Sporty Pathogens


Parents with kids who play sports usually worry about injuries, not dangerous pathogens. Yet a new report urges parents and schools to help prevent a spread of infections among young athletes.

In the US, about sixty percent of students between ages 5 and 18 play sports. That's about 36 million children who could benefit from a sports hygiene talk with their doctor during an annual physical. Kids should avoid sharing water bottles and equipment, but microbes also lurk in showers, locker rooms, gym mats, towels, and gym equipment. Plus, close contact sports such as wrestling or rugby and even basketball can transfer pathogens.

In fact, two herpes virus diseases named after sports are called Herpes gladiatorum and Herpes rugbiorum. They're caused by the same virus that causes cold sores.
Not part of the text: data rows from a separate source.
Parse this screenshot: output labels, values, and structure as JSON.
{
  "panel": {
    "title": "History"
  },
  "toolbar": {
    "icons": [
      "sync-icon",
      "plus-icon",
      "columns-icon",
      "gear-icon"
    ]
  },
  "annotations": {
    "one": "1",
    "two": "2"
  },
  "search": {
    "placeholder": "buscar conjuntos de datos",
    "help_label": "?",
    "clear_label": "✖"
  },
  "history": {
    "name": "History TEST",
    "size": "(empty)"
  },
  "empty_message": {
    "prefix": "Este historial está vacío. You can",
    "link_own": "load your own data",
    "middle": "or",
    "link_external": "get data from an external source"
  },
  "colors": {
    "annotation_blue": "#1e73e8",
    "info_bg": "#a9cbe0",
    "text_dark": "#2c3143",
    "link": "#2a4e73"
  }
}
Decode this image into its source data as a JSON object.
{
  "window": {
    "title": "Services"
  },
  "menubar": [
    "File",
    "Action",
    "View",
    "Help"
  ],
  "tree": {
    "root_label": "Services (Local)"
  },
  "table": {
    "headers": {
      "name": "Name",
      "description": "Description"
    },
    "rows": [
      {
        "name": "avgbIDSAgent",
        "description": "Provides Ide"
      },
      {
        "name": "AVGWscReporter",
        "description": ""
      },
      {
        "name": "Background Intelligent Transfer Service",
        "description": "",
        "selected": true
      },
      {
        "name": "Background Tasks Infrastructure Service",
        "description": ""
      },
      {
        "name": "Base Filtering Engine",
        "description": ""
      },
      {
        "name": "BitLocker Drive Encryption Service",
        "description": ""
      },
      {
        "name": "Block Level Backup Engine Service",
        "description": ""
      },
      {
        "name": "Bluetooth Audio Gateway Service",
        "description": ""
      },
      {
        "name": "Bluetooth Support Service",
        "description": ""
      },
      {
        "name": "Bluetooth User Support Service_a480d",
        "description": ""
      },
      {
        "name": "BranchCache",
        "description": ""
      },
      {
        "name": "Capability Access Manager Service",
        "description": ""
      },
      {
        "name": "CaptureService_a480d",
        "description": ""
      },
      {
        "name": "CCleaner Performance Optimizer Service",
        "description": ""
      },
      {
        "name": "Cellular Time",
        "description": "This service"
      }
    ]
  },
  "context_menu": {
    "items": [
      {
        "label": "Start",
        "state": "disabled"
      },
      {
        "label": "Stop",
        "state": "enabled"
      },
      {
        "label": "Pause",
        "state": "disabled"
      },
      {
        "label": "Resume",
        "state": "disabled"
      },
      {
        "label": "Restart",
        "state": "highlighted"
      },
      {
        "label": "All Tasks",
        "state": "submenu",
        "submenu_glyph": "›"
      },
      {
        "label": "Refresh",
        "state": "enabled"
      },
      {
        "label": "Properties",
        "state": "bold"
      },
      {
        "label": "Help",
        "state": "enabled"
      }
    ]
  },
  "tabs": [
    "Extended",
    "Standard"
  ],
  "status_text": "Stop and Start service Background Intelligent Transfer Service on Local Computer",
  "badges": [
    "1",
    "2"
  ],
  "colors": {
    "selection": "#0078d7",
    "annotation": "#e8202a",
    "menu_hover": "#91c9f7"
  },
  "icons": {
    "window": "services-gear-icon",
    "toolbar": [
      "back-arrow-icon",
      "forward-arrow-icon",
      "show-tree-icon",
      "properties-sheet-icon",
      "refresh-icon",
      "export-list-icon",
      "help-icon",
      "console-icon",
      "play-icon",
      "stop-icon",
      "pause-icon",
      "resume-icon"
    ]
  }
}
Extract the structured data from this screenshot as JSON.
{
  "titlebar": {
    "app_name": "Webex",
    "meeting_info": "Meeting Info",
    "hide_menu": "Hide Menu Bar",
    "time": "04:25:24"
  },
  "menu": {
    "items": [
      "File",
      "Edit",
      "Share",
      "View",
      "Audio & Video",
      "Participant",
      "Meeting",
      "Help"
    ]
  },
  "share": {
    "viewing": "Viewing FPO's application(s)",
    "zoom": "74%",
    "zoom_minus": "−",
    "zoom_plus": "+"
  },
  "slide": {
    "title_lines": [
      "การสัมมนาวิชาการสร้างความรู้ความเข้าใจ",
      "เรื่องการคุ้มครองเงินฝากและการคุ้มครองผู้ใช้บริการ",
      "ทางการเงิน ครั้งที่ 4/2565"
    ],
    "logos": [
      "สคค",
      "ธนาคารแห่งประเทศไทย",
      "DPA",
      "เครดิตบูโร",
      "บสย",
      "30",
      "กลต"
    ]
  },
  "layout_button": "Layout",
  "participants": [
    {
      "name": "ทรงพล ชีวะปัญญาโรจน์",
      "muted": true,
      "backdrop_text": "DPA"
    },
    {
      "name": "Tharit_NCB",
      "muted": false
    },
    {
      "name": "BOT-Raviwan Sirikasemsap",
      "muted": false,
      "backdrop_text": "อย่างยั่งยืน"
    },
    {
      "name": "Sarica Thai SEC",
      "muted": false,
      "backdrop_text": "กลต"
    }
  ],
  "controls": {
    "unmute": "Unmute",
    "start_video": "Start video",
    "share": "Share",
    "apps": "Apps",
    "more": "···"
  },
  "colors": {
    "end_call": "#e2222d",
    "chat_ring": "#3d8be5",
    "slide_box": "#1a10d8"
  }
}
Once a person is infected, this virus sets up a silent infection in the nerves and can reactivate causing new skin infections at the same spot.

Much more alarming are community acquired methicillin resistant Staphylococcus aureus or MRSA which can become life threatening. They start with painful red bumps that can become deep painful abscesses requiring surgery. The bacteria can also enter the bloodstream infecting bones, joints, heart valves and lungs. That's why athletes with skin lesions should be examined by a doctor. And coaches should follow precautions with blood and other bodily fluids.

Protect kids by keeping their immunizations current, including their annual flu shots and the meningitis vaccine. Make sure they wash their hands after a match and facility equipment should be regularly sanitized to protect our young athletes.

More Information

Infectious Diseases Associated With Organized Sports and Outbreak Control
Participation in organized sports has a variety of health benefits but also has the potential to expose the athlete to a variety of infectious diseases, some of which may produce outbreaks. Major risk factors for infection include skin-to-skin contact with athletes who have active skin infections, environmental exposures and physical trauma, and sharing of equipment and contact with contaminated fomites...

MRSA Infection
Methicillin-resistant Staphylococcus aureus (MRSA) infection is caused by a type of staph bacteria that's become resistant to many of the antibiotics used to treat ordinary staph infections. A type of MRSA infection has occurred in the wider community ' among healthy people. This form, community-associated MRSA (CA-MRSA), often begins as a painful skin boil. It's spread by skin-to-skin contact. At-risk populations include groups such as high school wrestlers, child care workers and people who live in crowded conditions...

Viral Skin Infection: Herpes gladiatorum ('Mat Herpes')
Herpes gladiatorum ("mat herpes") is a skin infection caused by herpes simplex virus type 1 (HSV-1), the same virus that causes cold sores on the lips. HSV-1 infections are very common. In the United States, 30% to 90% of people are exposed to herpes by adulthood, although many people never develop symptoms...